Can Your Baby Hear You? Your Baby Needs Another Screening

A brochure is available in Portable Document Format (PDF) in several translations:

Why Does My Baby Need Another Screening?

Your baby's hearing was screened using either Otoacoustic Emissions(OAE), Auditory Brainstem Responses (ABR), or both. (A screening is a quick check to see if your baby hears).

It was not possible to get a good first screen for one or both of your baby's ears. Many babies need to be screened again. Your baby's movements, noise in the room, or fluid in the ear after birth may have led to false results. Your baby may not have a hearing loss, but we need to check to be sure.

It is best to have your baby's hearing screened again between one week and one month of age. A staff person at the hospital will help you pick a date to return and have this done. Or, you will be told where to have your baby's hearing re-screened closer to your home.

Hearing Re-screening

Baby's Name: _____________________________________________________________

Your baby's hearing needs to be re-screened in:

  • Both ears
  • Right ear
  • Left ear

Screening method:

  • OAE
  • ABR

Your Baby's Re-screening Visit

Time and Date: _____________________________________________________________

Place: _____________________________________________________________

Contact Number: _____________________________________________________________

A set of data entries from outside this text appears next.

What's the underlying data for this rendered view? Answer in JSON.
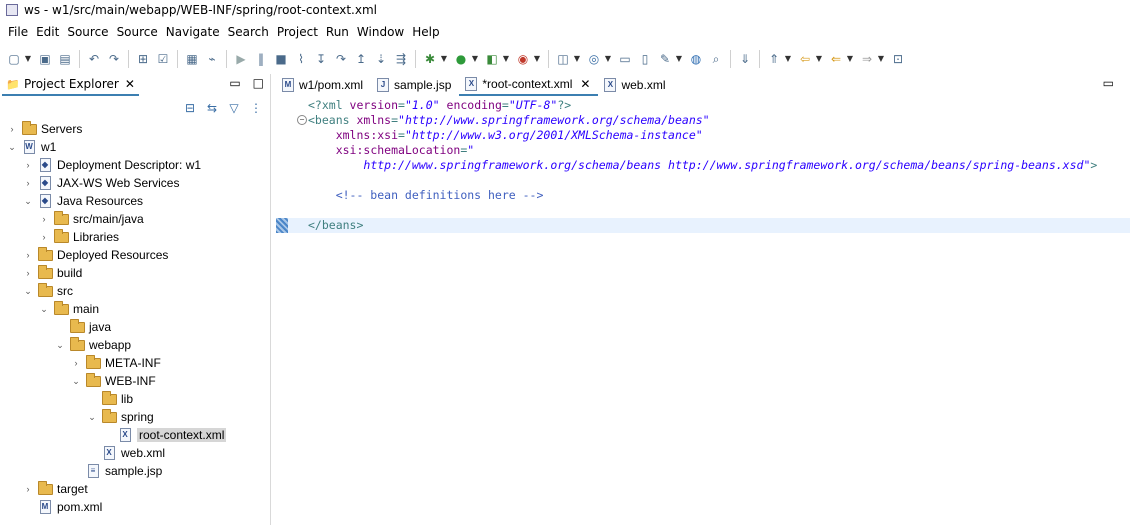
{
  "window": {
    "title": "ws - w1/src/main/webapp/WEB-INF/spring/root-context.xml"
  },
  "menu": [
    "File",
    "Edit",
    "Source",
    "Source",
    "Navigate",
    "Search",
    "Project",
    "Run",
    "Window",
    "Help"
  ],
  "toolbar": {
    "icons": [
      "new-icon",
      "save-icon",
      "save-all-icon",
      "undo-icon",
      "redo-icon",
      "open-type-icon",
      "task-icon",
      "terminal-icon",
      "link-icon",
      "resume-icon",
      "suspend-icon",
      "stop-icon",
      "disconnect-icon",
      "step-into-icon",
      "step-over-icon",
      "step-return-icon",
      "drop-to-frame-icon",
      "use-step-filters-icon",
      "debug-icon",
      "run-icon",
      "coverage-icon",
      "external-tools-icon",
      "new-java-project-icon",
      "new-class-icon",
      "open-folder-icon",
      "open-file-icon",
      "tools-icon",
      "web-browser-icon",
      "search-icon",
      "next-annotation-icon",
      "previous-annotation-icon",
      "last-edit-icon",
      "back-icon",
      "forward-icon",
      "open-perspective-icon"
    ]
  },
  "explorer": {
    "tab_label": "Project Explorer",
    "tree": [
      {
        "label": "Servers",
        "depth": 0,
        "expanded": false,
        "icon": "folder"
      },
      {
        "label": "w1",
        "depth": 0,
        "expanded": true,
        "icon": "project"
      },
      {
        "label": "Deployment Descriptor: w1",
        "depth": 1,
        "expanded": false,
        "icon": "descriptor"
      },
      {
        "label": "JAX-WS Web Services",
        "depth": 1,
        "expanded": false,
        "icon": "webservices"
      },
      {
        "label": "Java Resources",
        "depth": 1,
        "expanded": true,
        "icon": "javares"
      },
      {
        "label": "src/main/java",
        "depth": 2,
        "expanded": false,
        "icon": "package-folder"
      },
      {
        "label": "Libraries",
        "depth": 2,
        "expanded": false,
        "icon": "library"
      },
      {
        "label": "Deployed Resources",
        "depth": 1,
        "expanded": false,
        "icon": "deployed"
      },
      {
        "label": "build",
        "depth": 1,
        "expanded": false,
        "icon": "folder"
      },
      {
        "label": "src",
        "depth": 1,
        "expanded": true,
        "icon": "folder"
      },
      {
        "label": "main",
        "depth": 2,
        "expanded": true,
        "icon": "folder"
      },
      {
        "label": "java",
        "depth": 3,
        "expanded": null,
        "icon": "folder"
      },
      {
        "label": "webapp",
        "depth": 3,
        "expanded": true,
        "icon": "folder"
      },
      {
        "label": "META-INF",
        "depth": 4,
        "expanded": false,
        "icon": "folder"
      },
      {
        "label": "WEB-INF",
        "depth": 4,
        "expanded": true,
        "icon": "folder"
      },
      {
        "label": "lib",
        "depth": 5,
        "expanded": null,
        "icon": "folder"
      },
      {
        "label": "spring",
        "depth": 5,
        "expanded": true,
        "icon": "folder"
      },
      {
        "label": "root-context.xml",
        "depth": 6,
        "expanded": null,
        "icon": "xml",
        "selected": true
      },
      {
        "label": "web.xml",
        "depth": 5,
        "expanded": null,
        "icon": "xml"
      },
      {
        "label": "sample.jsp",
        "depth": 4,
        "expanded": null,
        "icon": "jsp"
      },
      {
        "label": "target",
        "depth": 1,
        "expanded": false,
        "icon": "folder"
      },
      {
        "label": "pom.xml",
        "depth": 1,
        "expanded": null,
        "icon": "pom"
      }
    ]
  },
  "editor": {
    "tabs": [
      {
        "label": "w1/pom.xml",
        "icon": "M",
        "active": false
      },
      {
        "label": "sample.jsp",
        "icon": "J",
        "active": false
      },
      {
        "label": "*root-context.xml",
        "icon": "X",
        "active": true
      },
      {
        "label": "web.xml",
        "icon": "X",
        "active": false
      }
    ],
    "lines": [
      {
        "parts": [
          [
            "pi",
            "<?xml "
          ],
          [
            "attr",
            "version"
          ],
          [
            "pi",
            "="
          ],
          [
            "val",
            "\"1.0\""
          ],
          [
            "pi",
            " "
          ],
          [
            "attr",
            "encoding"
          ],
          [
            "pi",
            "="
          ],
          [
            "val",
            "\"UTF-8\""
          ],
          [
            "pi",
            "?>"
          ]
        ],
        "fold": false,
        "current": false
      },
      {
        "parts": [
          [
            "tag",
            "<beans "
          ],
          [
            "attr",
            "xmlns"
          ],
          [
            "tag",
            "="
          ],
          [
            "val",
            "\"http://www.springframework.org/schema/beans\""
          ]
        ],
        "fold": true,
        "current": false
      },
      {
        "parts": [
          [
            "tag",
            "    "
          ],
          [
            "attr",
            "xmlns:xsi"
          ],
          [
            "tag",
            "="
          ],
          [
            "val",
            "\"http://www.w3.org/2001/XMLSchema-instance\""
          ]
        ],
        "fold": false,
        "current": false
      },
      {
        "parts": [
          [
            "tag",
            "    "
          ],
          [
            "attr",
            "xsi:schemaLocation"
          ],
          [
            "tag",
            "="
          ],
          [
            "val",
            "\""
          ]
        ],
        "fold": false,
        "current": false
      },
      {
        "parts": [
          [
            "tag",
            "        "
          ],
          [
            "val",
            "http://www.springframework.org/schema/beans http://www.springframework.org/schema/beans/spring-beans.xsd\""
          ],
          [
            "tag",
            ">"
          ]
        ],
        "fold": false,
        "current": false
      },
      {
        "parts": [
          [
            "tag",
            ""
          ]
        ],
        "fold": false,
        "current": false
      },
      {
        "parts": [
          [
            "comment",
            "    <!-- bean definitions here -->"
          ]
        ],
        "fold": false,
        "current": false
      },
      {
        "parts": [
          [
            "tag",
            ""
          ]
        ],
        "fold": false,
        "current": false
      },
      {
        "parts": [
          [
            "tag",
            "</beans>"
          ]
        ],
        "fold": false,
        "current": true,
        "marker": true
      }
    ]
  }
}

It Is Important to Keep the Re-screen Visit

The re-screen is one way to keep track of how well your baby hears. Hearing is very important. Your baby needs to hear sounds to learn how to talk and learn about the world. Hearing is very important in the early months to prevent possible problems with language or schoolwork later on. That's why, in New York State, all babies are checked for possible hearing loss.

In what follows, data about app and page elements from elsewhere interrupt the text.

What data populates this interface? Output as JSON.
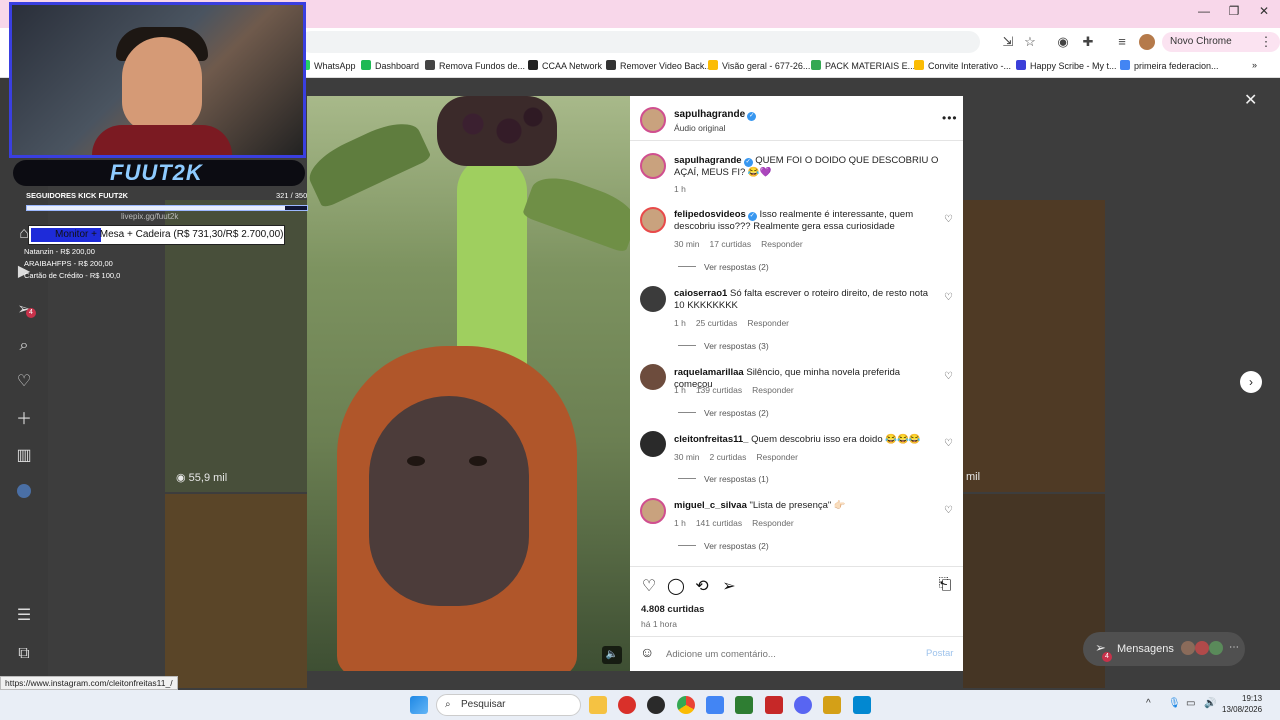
{
  "browser": {
    "new_chrome_label": "Novo Chrome disponível",
    "bookmarks": [
      {
        "label": "WhatsApp",
        "color": "#25d366"
      },
      {
        "label": "Dashboard",
        "color": "#1db954"
      },
      {
        "label": "Remova Fundos de...",
        "color": "#444444"
      },
      {
        "label": "CCAA Network",
        "color": "#222222"
      },
      {
        "label": "Remover Video Back...",
        "color": "#333333"
      },
      {
        "label": "Visão geral - 677-26...",
        "color": "#fbbc04"
      },
      {
        "label": "PACK MATERIAIS E...",
        "color": "#34a853"
      },
      {
        "label": "Convite Interativo -...",
        "color": "#fbbc04"
      },
      {
        "label": "Happy Scribe - My t...",
        "color": "#3b3fd9"
      },
      {
        "label": "primeira federacion...",
        "color": "#4285f4"
      }
    ]
  },
  "overlay": {
    "brand": "FUUT2K",
    "followers_label": "SEGUIDORES KICK FUUT2K",
    "followers_count": "321 / 350",
    "followers_progress": 0.92,
    "livepix": "livepix.gg/fuut2k",
    "goal_text": "Monitor + Mesa + Cadeira (R$ 731,30/R$ 2.700,00)",
    "donors": [
      "Natanzin - R$ 200,00",
      "ARAIBAHFPS - R$ 200,00",
      "Cartão de Crédito - R$ 100,0"
    ]
  },
  "sidebar": {
    "notification_count": "4"
  },
  "grid": {
    "views_left": "55,9 mil",
    "views_right": "mil"
  },
  "post": {
    "author": "sapulhagrande",
    "audio": "Áudio original",
    "caption_user": "sapulhagrande",
    "caption_text": "QUEM FOI O DOIDO QUE DESCOBRIU O AÇAÍ, MEUS FI? 😂💜",
    "caption_time": "1 h",
    "likes": "4.808 curtidas",
    "posted": "há 1 hora",
    "add_comment_placeholder": "Adicione um comentário...",
    "post_label": "Postar"
  },
  "comments": [
    {
      "user": "felipedosvideos",
      "verified": true,
      "text": "Isso realmente é interessante, quem descobriu isso??? Realmente gera essa curiosidade",
      "time": "30 min",
      "likes": "17 curtidas",
      "reply": "Responder",
      "view_replies": "Ver respostas (2)"
    },
    {
      "user": "caioserrao1",
      "verified": false,
      "text": "Só falta escrever o roteiro direito, de resto nota 10 KKKKKKKK",
      "time": "1 h",
      "likes": "25 curtidas",
      "reply": "Responder",
      "view_replies": "Ver respostas (3)"
    },
    {
      "user": "raquelamarillaa",
      "verified": false,
      "text": "Silêncio, que minha novela preferida começou",
      "time": "1 h",
      "likes": "139 curtidas",
      "reply": "Responder",
      "view_replies": "Ver respostas (2)"
    },
    {
      "user": "cleitonfreitas11_",
      "verified": false,
      "text": "Quem descobriu isso era doido 😂😂😂",
      "time": "30 min",
      "likes": "2 curtidas",
      "reply": "Responder",
      "view_replies": "Ver respostas (1)"
    },
    {
      "user": "miguel_c_silvaa",
      "verified": false,
      "text": "\"Lista de presença\" 👉🏻",
      "time": "1 h",
      "likes": "141 curtidas",
      "reply": "Responder",
      "view_replies": "Ver respostas (2)"
    }
  ],
  "messages_label": "Mensagens",
  "messages_badge": "4",
  "status_url": "https://www.instagram.com/cleitonfreitas11_/",
  "taskbar": {
    "search_label": "Pesquisar",
    "time": "19:13",
    "date": "13/08/2026"
  }
}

If you miss your re-screen visit, you may be called by the hospital, your baby's doctor or clinic, and/or the Early Intervention Program in your county.

Prepare Your Baby

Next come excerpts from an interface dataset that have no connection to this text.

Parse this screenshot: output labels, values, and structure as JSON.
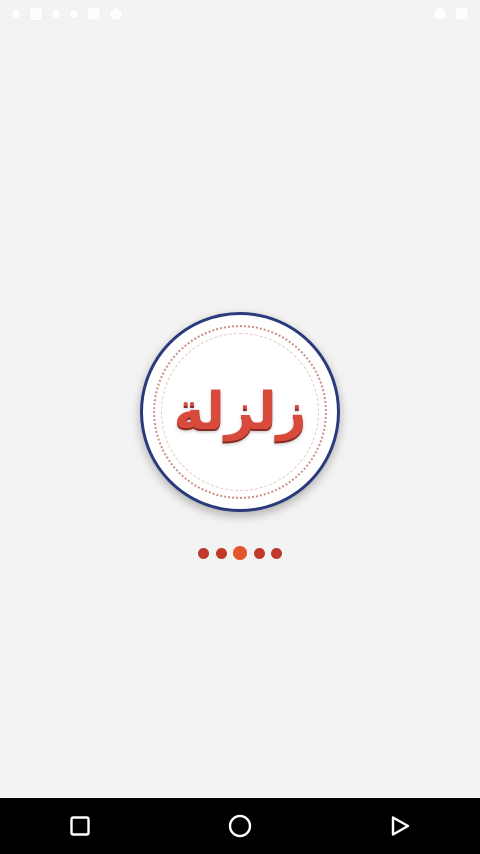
{
  "app": {
    "logo_text": "زلزلة",
    "colors": {
      "logo_red": "#d84a3c",
      "logo_border": "#2a3a7a",
      "dot": "#c03a2a",
      "dot_active": "#e2552d"
    }
  },
  "status_bar": {
    "icons_left": [
      "notification-icon",
      "notification-icon",
      "notification-icon",
      "notification-icon",
      "notification-icon",
      "notification-icon"
    ],
    "icons_right": [
      "signal-icon",
      "battery-icon"
    ]
  },
  "loading": {
    "dot_count": 5,
    "active_index": 2
  },
  "nav_bar": {
    "buttons": [
      "recents-button",
      "home-button",
      "back-button"
    ]
  }
}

It will help if your baby is asleep during the screening.

  1. Try not to let your baby nap before the visit.
  2. Feed your baby just before the screening. This may make him or her sleepy.
  3. Bring a blanket, extra diapers, a change of clothes, and extra formula, if used.

What Will Happen After My Visit?

You, your baby's doctor or clinic, and the hospital where your baby was born will be given the results. Most of the time, babies pass the re-screen. However, a few babies will need a more complete hearing check. If this is needed, the person who did the re-screening will tell you how to have this done.

Check Your Child's Hearing and Speech

Even if your baby "passes" the screening, it is still important to check your baby's hearing. The list below* will help you keep track of your baby's hearing as he or she grows. Good hearing helps babies do the things on this checklist. If you have any concerns about your child's hearing, at any age, call your baby's doctor or clinic.

Good Hearing Checklist*

Birth to 3 Months

  • Becomes quiet when around everyday voices or sounds
  • Reacts to loud sounds: baby startles, blinks, stops sucking, cries, or wakes up
  • Makes soft sounds when awake: baby gurgles

3 to 6 Months

  • Turns eyes or head toward sounds: voices, toys that make noise, a barking dog
  • Starts to make speech-like sounds: "ga," "ooh," "ba," and p, b, m sounds
  • Reacts to a change in your tone of voice

6 to 9 Months

  • Responds to soft sounds, especially talking
  • Responds to own name and looks when called
  • Understands simple words: "no," "bye-bye," "juice"
  • Babbles: "da da da," "ma ma ma," "ba ba ba"

9 to 12 Months

  • Consistently responds to both soft and loud sounds
  • Repeats single words and copies animal sounds
  • Points to favorite toys or foods when asked

12 to 18 Months

  • Uses 10 or more words
  • Follows simple spoken directions: "get the ball"
  • Points to people, body parts or toys when asked
  • "Bounces" to music

18 to 24 Months

  • Uses 20 or more words
  • Combines two or more words: "more juice," "what's that?"
  • Uses many different consonant sounds at the beginning of words: b, g, m
  • Listens to simple stories and songs

2 to 3 Years

  • Uses sentences with two or three words
  • At 2 years, the child's speech is understood some of the time (25%-50%)
  • At 3 years, the child's speech is understood most of the time (50%-75%)
  • Follows two-step instructions: "get the ball and put it in the box"

Your child's hearing can and should be checked at any age.

  • * Adapted from the California Department of Health Services' checklist.

More Help For Your Baby

If your baby has a hearing loss, or may have a hearing loss, you might need more help. Infants, toddlers with special needs, and their families may get help from the New York state Health Department's Early Intervention Program (EIP). EIP offers hearing screening and testing, and support for you, your baby, and your family. To learn more, call your doctor, clinic, or the EIP in your county or borough.

To learn more about newborn hearing screening or EIP, please call (518) 473-7016.

Or, visit the Early Intervention Program Web site at Click on Information for Consumers. Then, choose Early Intervention from the list of topics.

To reach your local EIP, call:

  • Growing Up Healthy
    24-Hour Hotline
    TTY: 1-800-655-1789

In New York City, call: 311